• 6 In the case at bar, defendant Time's motion to dismiss mistakenly alleged that plaintiff's deposition had "been continued eleven times." However, 10 of the 11 continuances were by agreement of the parties. The court also was not informed of the fact that plaintiff had noticed the depositions of defendants and that those depositions were also continued from time to time by agreement.
On August 20, 1987, defendant Time and the other defendants had not been deposed, even though the pretrial deadline for "depositions of all parties" was August 31, 1987 (11 days later). The court also was not informed that plaintiff complied with all written discovery.
Plaintiff made an effort to be deposed prior to the August 31, 1987, deadline set in the pretrial order. This effort failed because of the erroneous assumption of defendant Murphy Carpet that plaintiff's action against it was dismissed.
The trial court's dismissal order is based on the erroneous allegations in defendant Time's motion and inaccurate representations, unsupported by affidavit or testimony, that plaintiff "did not show" for a deposition on "at least eleven occasions." The court's misapprehension in this regard is confirmed by the court's own stated findings to the effect that "there were eleven times or 22 times" that plaintiff "did not show" for his deposition; that the defendants "came in and [obtained] many orders"; that plaintiff "did not obey those orders"; and that "someone is disobeying orders with reckless abandonment."
While it is true that a date was set for plaintiff's deposition, which plaintiff did not attend, there is nothing in the record, nor did defendants ever claim, that his absence on that one occasion was deliberate, wilful or contumacious.

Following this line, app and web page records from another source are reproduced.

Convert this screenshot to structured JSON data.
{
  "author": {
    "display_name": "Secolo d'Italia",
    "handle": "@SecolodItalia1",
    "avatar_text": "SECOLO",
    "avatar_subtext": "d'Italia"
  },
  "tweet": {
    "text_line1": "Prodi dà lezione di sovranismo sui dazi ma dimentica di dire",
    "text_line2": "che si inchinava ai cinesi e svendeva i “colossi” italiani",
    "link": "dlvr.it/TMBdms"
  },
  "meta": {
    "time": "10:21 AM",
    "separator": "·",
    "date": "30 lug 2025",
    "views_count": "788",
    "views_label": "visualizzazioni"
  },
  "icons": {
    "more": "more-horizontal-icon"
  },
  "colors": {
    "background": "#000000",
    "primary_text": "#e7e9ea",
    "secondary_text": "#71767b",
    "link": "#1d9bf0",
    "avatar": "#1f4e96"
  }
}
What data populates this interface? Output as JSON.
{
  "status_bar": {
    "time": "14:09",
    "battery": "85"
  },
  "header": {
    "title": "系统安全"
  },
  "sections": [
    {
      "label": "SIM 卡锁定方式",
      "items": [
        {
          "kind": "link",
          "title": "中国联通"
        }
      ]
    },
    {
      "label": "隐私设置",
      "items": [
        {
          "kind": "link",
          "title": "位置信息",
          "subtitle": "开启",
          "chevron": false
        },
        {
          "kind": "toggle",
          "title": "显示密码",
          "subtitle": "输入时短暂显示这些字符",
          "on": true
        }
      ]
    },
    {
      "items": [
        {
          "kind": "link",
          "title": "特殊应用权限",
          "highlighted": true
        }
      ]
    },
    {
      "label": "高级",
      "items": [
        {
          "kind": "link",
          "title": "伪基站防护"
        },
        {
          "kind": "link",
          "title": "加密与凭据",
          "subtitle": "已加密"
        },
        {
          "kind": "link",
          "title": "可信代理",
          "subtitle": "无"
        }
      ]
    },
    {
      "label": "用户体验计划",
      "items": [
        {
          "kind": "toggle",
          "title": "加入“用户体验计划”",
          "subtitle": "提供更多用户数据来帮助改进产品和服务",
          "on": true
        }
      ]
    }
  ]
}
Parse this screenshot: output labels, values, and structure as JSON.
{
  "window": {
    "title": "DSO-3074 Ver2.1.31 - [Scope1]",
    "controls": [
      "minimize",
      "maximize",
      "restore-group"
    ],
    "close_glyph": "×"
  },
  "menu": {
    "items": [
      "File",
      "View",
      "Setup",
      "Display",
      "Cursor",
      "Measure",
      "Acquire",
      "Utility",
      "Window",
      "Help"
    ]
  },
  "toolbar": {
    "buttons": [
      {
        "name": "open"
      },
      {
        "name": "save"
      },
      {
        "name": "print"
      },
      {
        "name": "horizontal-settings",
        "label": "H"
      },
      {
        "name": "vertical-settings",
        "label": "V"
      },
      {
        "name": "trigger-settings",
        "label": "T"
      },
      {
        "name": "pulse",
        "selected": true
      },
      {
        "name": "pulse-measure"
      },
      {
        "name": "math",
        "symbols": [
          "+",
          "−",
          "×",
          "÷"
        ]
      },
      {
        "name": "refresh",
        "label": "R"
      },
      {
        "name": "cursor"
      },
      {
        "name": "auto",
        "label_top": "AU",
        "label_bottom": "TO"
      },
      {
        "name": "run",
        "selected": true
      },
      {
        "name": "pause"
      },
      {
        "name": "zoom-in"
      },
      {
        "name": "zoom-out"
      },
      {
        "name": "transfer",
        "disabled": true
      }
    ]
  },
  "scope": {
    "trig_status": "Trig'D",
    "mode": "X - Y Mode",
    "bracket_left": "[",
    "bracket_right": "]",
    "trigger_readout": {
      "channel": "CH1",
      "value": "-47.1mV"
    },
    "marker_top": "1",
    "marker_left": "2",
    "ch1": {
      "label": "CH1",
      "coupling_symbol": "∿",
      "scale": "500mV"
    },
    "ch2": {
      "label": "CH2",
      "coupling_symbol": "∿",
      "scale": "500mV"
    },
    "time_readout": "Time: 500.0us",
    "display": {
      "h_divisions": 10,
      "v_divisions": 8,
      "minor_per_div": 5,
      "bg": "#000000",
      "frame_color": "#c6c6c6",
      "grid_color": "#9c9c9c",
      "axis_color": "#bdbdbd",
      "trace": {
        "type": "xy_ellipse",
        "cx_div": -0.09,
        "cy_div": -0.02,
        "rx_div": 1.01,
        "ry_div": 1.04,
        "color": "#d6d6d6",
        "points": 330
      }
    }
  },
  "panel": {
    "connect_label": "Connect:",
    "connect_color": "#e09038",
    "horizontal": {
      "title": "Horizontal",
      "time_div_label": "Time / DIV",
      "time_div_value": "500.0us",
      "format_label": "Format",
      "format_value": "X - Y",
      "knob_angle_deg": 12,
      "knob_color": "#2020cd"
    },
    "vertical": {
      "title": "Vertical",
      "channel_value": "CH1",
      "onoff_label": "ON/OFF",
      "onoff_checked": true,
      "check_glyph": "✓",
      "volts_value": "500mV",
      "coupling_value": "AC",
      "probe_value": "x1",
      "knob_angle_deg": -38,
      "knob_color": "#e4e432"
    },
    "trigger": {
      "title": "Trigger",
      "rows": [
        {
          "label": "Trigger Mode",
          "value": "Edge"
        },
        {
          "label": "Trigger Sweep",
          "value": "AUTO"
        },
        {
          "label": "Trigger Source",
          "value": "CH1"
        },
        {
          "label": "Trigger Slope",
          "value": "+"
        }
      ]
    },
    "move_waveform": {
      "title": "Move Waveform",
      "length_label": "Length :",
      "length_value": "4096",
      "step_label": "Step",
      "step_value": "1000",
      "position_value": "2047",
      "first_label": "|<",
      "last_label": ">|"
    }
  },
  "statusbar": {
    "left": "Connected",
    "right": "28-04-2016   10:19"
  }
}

Since the trial court based its dismissal on the erroneous assumption that plaintiff missed "eleven or 22 depositions," the dismissal should be vacated. As a matter of law, defendants have failed to demonstrate deliberate, wilful and contumacious disregard of the court's authority sufficient to justify a dismissal. See White, 78 Ill. App.3d 1025, 398 N.E.2d 24; Williams, 54 Ill. App.3d 974, 370 N.E.2d 119.
Accordingly, the judgment of the circuit court of Cook County dismissing plaintiff's cause of action against defendant Time is reversed and this case is remanded for further proceedings consistent with the views expressed herein.
Reversed and remanded.
HARTMAN and SCARIANO, JJ., concur.